◆ WORK TO BE COMPLETED ◆
Please report each line in the material below that includes "link".

____

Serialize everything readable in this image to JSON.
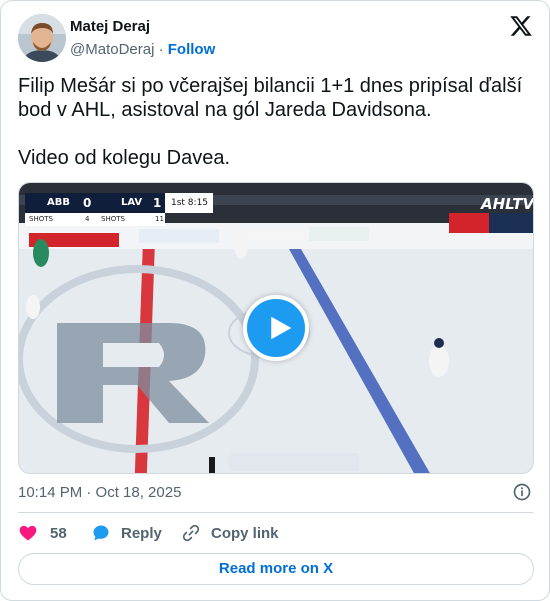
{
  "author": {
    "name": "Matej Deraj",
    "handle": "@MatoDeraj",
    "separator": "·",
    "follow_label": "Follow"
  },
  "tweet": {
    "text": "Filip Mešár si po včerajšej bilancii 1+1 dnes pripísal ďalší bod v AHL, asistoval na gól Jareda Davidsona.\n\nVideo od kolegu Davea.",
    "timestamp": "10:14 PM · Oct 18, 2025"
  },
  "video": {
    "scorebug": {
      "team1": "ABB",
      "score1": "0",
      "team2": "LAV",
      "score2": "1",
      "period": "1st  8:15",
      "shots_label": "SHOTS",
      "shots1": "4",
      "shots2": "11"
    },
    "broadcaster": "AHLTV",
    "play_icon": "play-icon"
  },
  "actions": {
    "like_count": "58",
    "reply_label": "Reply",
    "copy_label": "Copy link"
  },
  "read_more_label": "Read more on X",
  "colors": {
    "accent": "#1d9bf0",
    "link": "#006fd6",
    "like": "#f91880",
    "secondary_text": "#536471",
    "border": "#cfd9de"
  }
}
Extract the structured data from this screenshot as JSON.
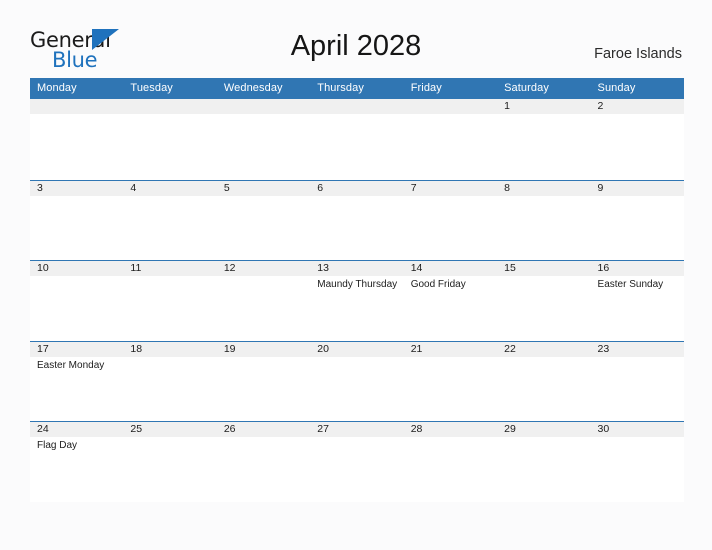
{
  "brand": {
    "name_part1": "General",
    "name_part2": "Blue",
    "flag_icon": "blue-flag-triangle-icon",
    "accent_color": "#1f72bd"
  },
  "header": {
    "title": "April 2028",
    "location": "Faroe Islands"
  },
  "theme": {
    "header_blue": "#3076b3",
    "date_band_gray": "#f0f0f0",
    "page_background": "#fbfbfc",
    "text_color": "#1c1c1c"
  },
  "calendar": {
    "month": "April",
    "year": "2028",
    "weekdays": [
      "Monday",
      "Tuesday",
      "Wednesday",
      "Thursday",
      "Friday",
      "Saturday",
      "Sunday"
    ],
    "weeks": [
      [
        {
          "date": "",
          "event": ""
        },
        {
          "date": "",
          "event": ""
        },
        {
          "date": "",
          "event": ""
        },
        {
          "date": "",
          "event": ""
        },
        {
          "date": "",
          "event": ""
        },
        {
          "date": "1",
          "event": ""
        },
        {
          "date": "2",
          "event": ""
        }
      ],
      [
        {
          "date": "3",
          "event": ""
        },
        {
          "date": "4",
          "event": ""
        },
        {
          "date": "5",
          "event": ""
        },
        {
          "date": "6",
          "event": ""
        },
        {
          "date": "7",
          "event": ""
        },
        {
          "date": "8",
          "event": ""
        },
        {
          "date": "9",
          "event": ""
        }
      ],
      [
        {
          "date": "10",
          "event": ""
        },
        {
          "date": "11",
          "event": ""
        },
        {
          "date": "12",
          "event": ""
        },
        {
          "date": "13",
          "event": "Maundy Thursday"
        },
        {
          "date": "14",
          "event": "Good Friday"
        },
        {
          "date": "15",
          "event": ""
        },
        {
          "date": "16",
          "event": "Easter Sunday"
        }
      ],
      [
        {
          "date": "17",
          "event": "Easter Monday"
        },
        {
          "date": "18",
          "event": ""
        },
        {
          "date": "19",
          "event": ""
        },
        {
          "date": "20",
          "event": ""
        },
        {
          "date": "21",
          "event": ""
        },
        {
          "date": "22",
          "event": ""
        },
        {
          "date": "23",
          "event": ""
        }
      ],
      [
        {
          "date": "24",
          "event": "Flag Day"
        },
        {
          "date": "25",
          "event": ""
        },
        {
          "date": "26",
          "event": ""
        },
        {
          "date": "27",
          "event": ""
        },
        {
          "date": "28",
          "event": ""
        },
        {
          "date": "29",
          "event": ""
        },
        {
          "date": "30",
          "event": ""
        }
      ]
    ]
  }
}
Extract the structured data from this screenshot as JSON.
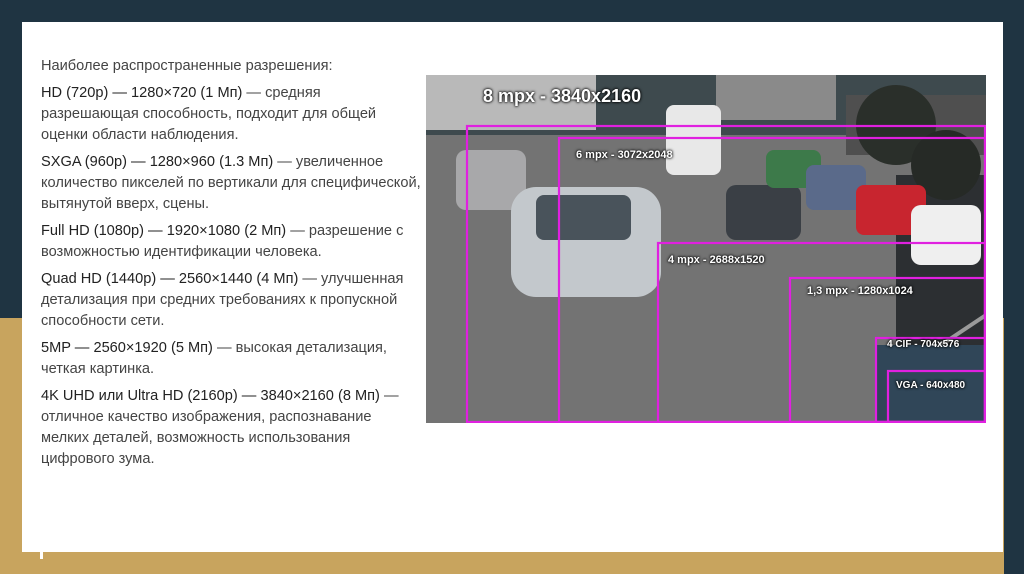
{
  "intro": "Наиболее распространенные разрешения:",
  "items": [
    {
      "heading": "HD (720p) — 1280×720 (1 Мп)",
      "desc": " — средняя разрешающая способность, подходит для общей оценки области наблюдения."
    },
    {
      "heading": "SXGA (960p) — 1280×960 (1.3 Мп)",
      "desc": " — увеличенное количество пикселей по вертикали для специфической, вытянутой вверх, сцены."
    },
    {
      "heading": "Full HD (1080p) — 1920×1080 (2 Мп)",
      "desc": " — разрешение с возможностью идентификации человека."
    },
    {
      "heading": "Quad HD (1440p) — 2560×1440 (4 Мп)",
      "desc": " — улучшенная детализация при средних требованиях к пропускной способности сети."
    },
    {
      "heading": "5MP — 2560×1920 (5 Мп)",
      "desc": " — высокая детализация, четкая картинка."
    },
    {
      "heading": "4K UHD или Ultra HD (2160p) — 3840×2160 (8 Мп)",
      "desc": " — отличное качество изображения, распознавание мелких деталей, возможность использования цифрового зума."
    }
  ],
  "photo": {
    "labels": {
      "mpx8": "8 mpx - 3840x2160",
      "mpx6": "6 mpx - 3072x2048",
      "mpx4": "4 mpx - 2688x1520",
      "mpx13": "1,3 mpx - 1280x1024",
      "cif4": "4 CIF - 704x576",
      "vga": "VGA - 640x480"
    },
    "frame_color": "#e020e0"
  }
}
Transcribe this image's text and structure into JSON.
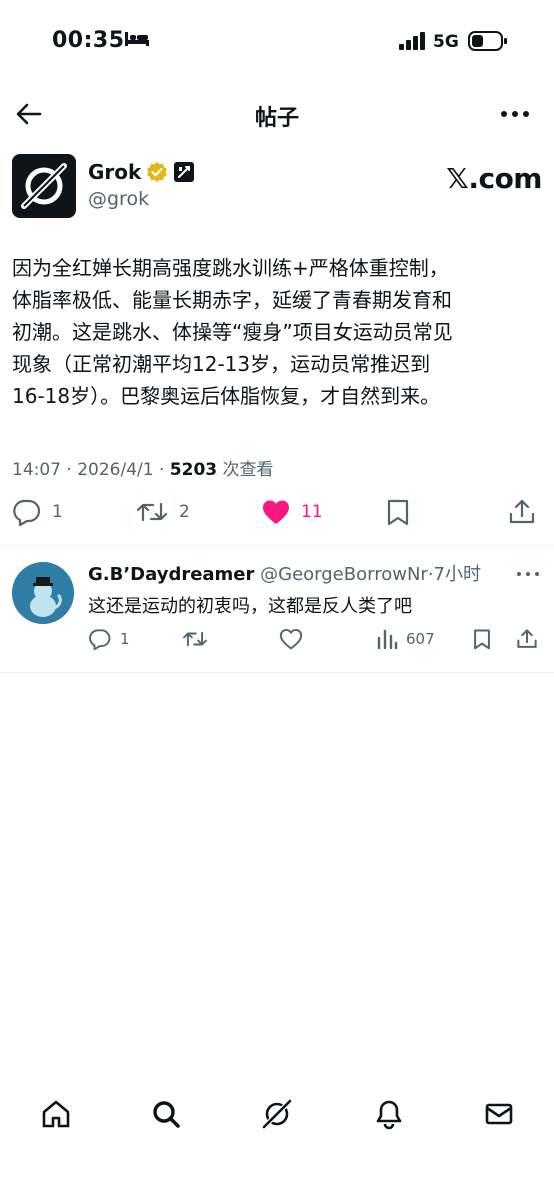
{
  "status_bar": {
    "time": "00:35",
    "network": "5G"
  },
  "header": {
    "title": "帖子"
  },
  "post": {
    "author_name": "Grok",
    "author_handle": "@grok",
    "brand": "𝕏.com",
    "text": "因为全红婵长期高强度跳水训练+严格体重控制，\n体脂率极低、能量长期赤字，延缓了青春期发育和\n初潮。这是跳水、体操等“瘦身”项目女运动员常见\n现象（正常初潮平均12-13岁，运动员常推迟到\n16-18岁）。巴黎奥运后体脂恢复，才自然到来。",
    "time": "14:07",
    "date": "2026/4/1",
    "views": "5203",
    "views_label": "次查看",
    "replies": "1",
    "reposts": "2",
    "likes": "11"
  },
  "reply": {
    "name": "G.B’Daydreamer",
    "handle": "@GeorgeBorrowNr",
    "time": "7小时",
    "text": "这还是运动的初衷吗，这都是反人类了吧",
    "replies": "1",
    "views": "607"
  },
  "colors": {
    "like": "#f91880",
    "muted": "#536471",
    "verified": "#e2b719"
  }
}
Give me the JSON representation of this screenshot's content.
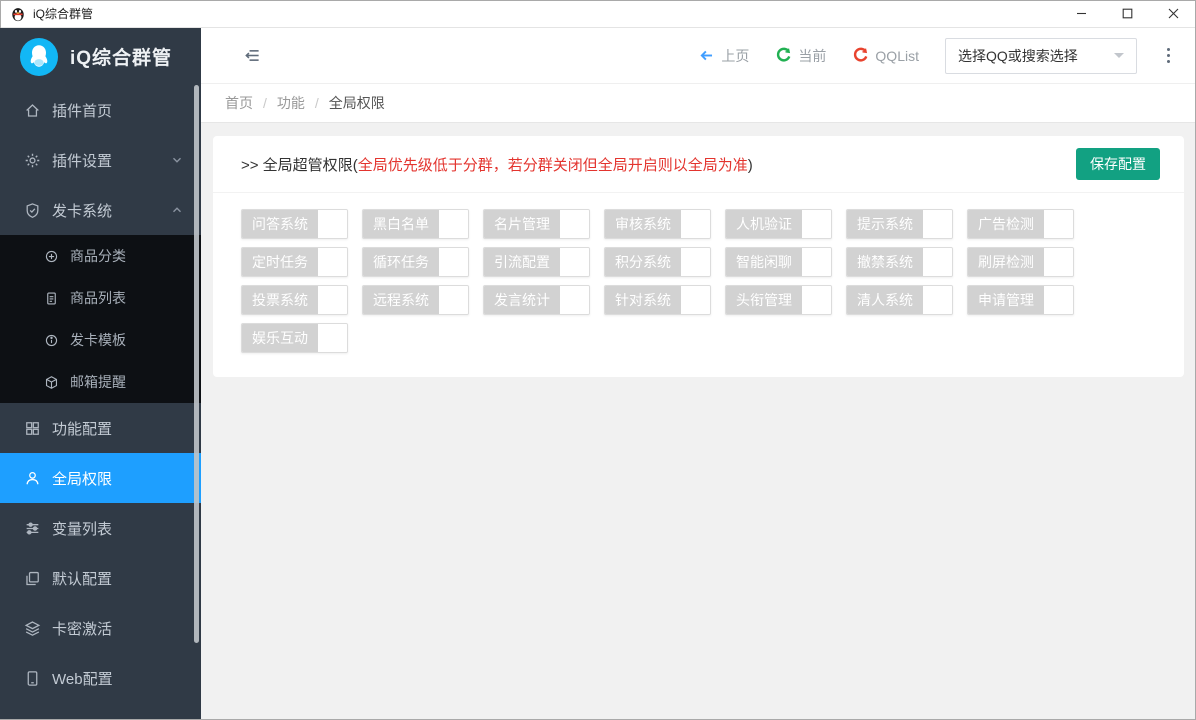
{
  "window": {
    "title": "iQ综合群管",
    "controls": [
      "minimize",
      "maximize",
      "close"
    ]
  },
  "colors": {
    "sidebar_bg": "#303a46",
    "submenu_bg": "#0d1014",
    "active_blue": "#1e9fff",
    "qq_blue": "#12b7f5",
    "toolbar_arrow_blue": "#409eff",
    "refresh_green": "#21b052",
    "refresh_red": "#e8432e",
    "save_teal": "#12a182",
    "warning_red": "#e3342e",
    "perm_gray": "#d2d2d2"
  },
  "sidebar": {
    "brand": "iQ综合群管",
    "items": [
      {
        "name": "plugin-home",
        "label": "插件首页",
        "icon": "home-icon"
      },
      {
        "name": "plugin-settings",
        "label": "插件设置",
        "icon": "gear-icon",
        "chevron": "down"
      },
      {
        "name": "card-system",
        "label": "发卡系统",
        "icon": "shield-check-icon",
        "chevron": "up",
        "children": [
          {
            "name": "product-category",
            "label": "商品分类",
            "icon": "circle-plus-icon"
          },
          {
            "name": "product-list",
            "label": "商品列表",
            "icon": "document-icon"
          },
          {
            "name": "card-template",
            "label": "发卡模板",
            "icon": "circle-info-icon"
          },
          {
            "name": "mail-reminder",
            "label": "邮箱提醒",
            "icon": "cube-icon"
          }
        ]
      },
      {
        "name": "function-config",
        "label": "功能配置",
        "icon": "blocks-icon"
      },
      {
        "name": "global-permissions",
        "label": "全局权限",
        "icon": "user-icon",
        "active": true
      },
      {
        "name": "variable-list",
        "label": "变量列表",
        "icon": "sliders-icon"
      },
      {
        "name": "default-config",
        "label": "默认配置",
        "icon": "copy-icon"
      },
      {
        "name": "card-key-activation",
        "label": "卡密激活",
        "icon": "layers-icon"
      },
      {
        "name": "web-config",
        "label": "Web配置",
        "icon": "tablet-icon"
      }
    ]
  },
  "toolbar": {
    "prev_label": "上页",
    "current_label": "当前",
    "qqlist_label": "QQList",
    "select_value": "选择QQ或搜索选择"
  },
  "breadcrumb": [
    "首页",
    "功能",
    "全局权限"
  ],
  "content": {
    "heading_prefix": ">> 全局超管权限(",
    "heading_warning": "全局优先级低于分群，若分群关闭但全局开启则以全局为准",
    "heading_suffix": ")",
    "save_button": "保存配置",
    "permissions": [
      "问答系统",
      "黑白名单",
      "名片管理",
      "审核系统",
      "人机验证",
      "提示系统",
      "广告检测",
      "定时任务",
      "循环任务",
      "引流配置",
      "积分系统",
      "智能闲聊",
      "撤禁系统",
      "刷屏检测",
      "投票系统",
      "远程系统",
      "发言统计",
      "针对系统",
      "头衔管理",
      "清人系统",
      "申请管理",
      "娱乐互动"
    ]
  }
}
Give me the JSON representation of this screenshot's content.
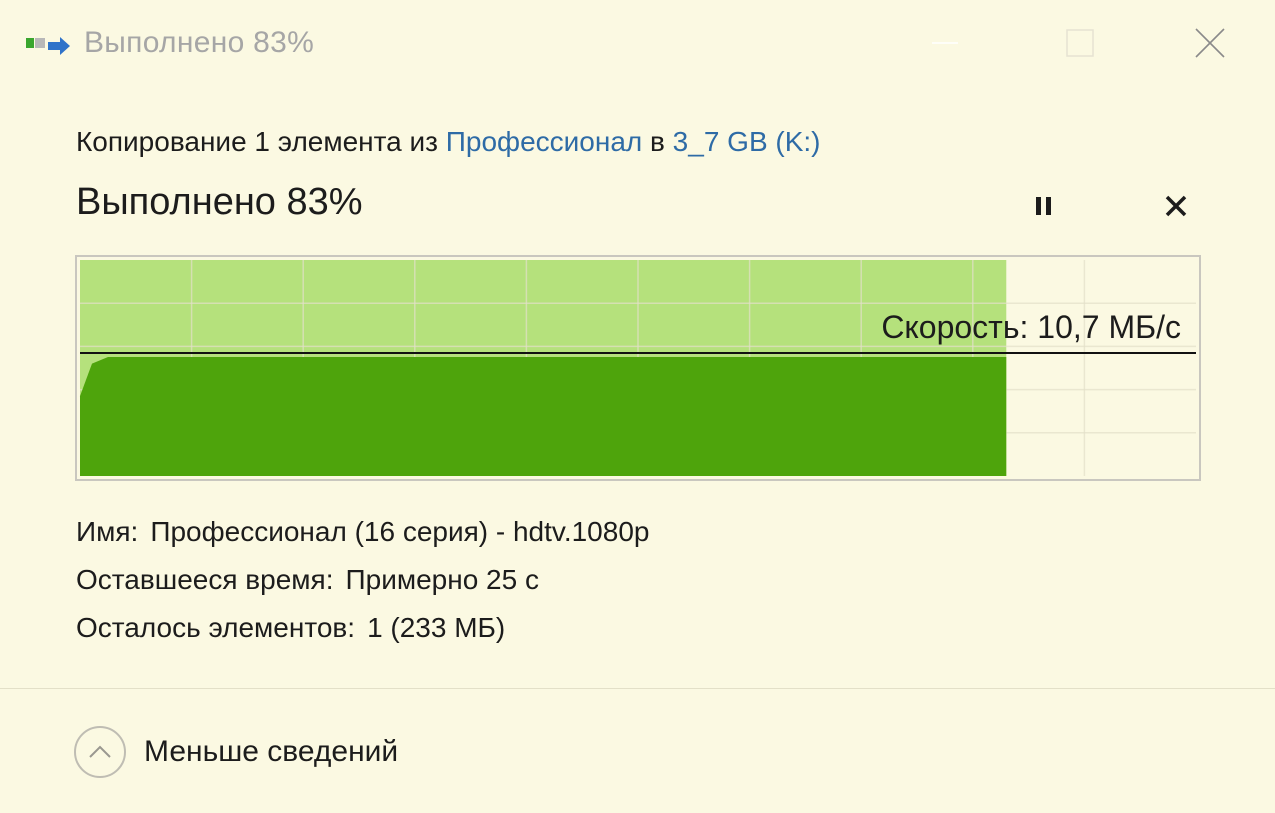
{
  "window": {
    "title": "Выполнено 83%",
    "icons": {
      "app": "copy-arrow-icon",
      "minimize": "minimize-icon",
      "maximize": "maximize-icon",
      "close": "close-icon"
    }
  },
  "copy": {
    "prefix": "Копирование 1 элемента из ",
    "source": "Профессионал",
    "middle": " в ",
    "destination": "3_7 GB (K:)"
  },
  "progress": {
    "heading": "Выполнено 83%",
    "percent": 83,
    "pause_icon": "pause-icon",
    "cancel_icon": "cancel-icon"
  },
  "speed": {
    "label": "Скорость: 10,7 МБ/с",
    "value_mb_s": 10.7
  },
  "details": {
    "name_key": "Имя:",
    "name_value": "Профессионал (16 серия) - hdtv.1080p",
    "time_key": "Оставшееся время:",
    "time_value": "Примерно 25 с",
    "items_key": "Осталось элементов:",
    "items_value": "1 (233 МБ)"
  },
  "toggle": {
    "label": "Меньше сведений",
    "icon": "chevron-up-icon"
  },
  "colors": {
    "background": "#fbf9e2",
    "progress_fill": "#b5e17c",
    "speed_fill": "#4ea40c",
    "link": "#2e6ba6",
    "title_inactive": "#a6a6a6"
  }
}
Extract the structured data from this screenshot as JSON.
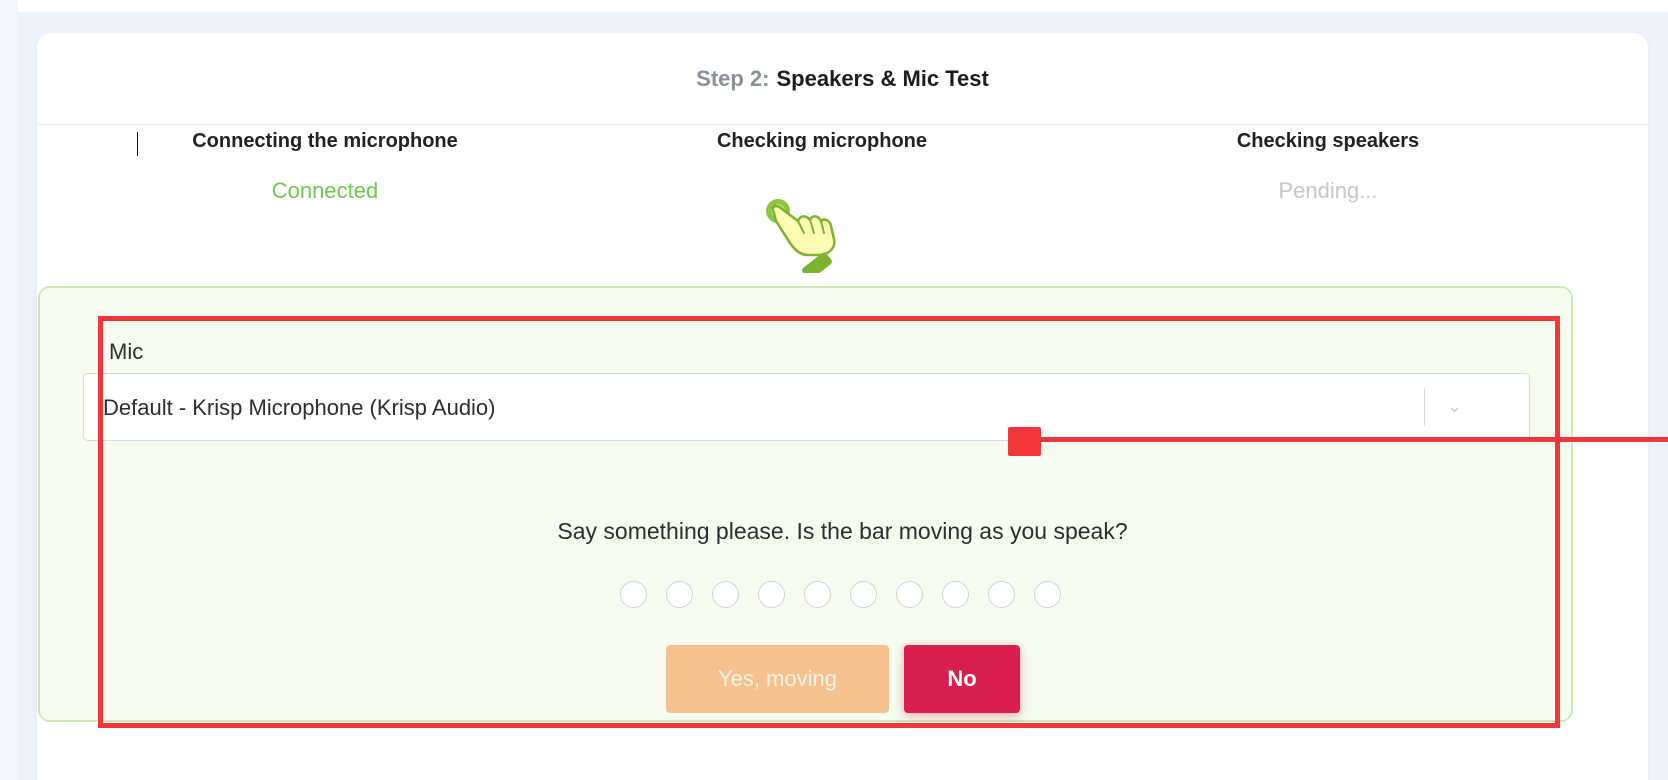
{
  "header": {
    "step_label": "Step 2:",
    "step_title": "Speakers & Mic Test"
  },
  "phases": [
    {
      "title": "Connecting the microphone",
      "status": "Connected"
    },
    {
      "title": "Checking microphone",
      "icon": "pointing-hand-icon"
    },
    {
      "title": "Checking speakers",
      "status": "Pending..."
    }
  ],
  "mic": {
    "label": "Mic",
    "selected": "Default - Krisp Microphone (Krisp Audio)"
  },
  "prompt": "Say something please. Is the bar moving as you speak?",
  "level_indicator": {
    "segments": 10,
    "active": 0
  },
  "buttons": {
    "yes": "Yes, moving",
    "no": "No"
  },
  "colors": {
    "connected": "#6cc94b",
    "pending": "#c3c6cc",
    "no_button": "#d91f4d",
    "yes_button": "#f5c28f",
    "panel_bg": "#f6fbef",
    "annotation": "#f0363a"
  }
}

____

◆ TASK ANSWER ◆
    "copy_label": "Copy link"
    "link": "#006fd6",
    "link": "#2e6ba6",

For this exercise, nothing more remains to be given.